Original publication




Journal article


The Journal of investigative dermatology

Publication Date





1845 - 1857


School of Biomedical Sciences, at the Translational Research Institute, Queensland University of Technology, Brisbane, Australia; School of Biomedical Sciences, The University of Queensland, Brisbane, Australia; Department of Biochemistry and Molecular Biology, Johns Hopkins Bloomberg School of Public Health, Johns Hopkins University, Baltimore, Maryland, USA; Department of Oncology, Sidney Kimmel Cancer Center, Johns Hopkins School of Medicine, Johns Hopkins University, Baltimore, Maryland, USA.

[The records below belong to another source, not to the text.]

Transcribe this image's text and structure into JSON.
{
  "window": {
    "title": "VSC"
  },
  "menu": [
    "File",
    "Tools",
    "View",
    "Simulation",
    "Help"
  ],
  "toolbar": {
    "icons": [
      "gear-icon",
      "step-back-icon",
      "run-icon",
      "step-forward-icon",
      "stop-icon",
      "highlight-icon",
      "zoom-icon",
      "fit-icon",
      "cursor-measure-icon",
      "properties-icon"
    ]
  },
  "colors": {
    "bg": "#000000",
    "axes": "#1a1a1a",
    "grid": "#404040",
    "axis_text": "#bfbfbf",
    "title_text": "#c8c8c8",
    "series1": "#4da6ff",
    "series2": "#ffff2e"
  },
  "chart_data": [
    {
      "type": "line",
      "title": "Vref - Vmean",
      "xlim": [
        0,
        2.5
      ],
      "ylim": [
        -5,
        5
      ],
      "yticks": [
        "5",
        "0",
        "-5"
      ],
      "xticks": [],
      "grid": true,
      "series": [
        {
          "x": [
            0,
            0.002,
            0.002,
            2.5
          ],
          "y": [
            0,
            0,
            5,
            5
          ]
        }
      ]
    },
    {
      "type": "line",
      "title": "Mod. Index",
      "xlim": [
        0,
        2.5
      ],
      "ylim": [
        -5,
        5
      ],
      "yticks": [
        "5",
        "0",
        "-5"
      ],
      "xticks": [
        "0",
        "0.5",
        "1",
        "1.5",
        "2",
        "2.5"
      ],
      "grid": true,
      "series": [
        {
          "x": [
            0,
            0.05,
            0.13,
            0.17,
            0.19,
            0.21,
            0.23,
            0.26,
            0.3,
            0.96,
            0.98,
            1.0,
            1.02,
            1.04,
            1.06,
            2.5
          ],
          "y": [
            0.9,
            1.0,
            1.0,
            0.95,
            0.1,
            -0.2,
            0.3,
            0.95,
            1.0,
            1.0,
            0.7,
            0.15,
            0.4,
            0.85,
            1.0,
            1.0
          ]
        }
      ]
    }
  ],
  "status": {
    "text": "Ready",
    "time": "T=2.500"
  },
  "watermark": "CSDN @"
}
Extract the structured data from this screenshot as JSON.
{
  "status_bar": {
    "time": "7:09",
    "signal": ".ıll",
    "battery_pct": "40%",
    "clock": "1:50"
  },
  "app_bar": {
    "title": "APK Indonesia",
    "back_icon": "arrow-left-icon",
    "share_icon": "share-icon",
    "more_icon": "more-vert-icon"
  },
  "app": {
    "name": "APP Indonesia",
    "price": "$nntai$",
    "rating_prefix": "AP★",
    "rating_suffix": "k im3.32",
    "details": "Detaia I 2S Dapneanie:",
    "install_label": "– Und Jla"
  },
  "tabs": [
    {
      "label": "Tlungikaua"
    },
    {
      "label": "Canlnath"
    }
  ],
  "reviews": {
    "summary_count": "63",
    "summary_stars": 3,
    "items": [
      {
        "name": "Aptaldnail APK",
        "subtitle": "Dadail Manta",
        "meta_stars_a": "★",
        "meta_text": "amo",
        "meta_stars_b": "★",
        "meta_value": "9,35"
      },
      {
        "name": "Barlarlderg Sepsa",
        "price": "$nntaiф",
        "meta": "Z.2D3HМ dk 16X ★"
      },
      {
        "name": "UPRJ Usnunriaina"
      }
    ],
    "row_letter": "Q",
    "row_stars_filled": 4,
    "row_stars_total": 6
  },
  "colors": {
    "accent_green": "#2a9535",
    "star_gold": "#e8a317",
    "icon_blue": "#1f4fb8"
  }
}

Cell Line, Tumor, Humans, Melanoma, Neoplasm Invasiveness, Homeodomain Proteins, Cell Movement, Gene Expression Regulation, Neoplastic, POU Domain Factors, Microphthalmia-Associated Transcription Factor, Receptor, Notch1, Receptor, Notch2